#### Given data

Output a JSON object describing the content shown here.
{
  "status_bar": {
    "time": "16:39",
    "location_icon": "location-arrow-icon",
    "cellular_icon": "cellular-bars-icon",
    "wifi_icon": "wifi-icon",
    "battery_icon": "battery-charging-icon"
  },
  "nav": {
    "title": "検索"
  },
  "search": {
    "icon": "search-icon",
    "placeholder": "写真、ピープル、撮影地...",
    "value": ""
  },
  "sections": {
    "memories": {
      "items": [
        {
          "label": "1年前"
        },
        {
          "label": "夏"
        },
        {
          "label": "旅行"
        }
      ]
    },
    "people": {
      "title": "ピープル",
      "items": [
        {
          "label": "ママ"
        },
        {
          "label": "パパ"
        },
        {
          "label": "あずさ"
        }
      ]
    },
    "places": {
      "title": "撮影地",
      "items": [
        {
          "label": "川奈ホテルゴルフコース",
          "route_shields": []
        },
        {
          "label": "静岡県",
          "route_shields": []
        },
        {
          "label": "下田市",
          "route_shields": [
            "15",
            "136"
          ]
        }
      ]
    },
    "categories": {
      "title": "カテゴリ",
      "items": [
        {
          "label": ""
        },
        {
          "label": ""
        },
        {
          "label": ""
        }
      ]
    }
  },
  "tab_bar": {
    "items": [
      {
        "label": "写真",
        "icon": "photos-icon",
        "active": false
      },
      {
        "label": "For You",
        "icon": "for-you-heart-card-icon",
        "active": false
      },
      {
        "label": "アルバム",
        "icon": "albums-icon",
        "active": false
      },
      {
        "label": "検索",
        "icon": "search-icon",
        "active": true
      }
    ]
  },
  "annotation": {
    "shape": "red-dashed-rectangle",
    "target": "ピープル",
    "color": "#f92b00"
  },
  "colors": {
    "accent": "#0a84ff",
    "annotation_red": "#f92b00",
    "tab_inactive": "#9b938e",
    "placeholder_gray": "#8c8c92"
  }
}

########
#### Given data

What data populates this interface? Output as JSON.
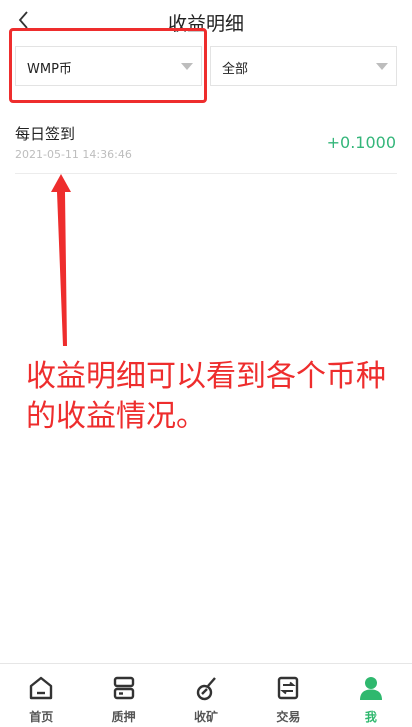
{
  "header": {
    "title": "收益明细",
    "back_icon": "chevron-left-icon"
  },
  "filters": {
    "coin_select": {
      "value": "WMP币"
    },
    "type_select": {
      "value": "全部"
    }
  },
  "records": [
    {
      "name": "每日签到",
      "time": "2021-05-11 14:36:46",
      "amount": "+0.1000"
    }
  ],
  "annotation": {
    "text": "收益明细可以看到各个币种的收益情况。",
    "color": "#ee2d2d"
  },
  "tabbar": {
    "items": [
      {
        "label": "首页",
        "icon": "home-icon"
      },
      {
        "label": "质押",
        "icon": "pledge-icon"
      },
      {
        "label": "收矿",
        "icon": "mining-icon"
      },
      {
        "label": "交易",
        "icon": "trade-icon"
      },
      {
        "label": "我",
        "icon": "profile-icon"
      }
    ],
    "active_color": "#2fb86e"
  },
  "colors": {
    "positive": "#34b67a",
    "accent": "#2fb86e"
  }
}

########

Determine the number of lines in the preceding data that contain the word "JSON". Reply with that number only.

> Solution
2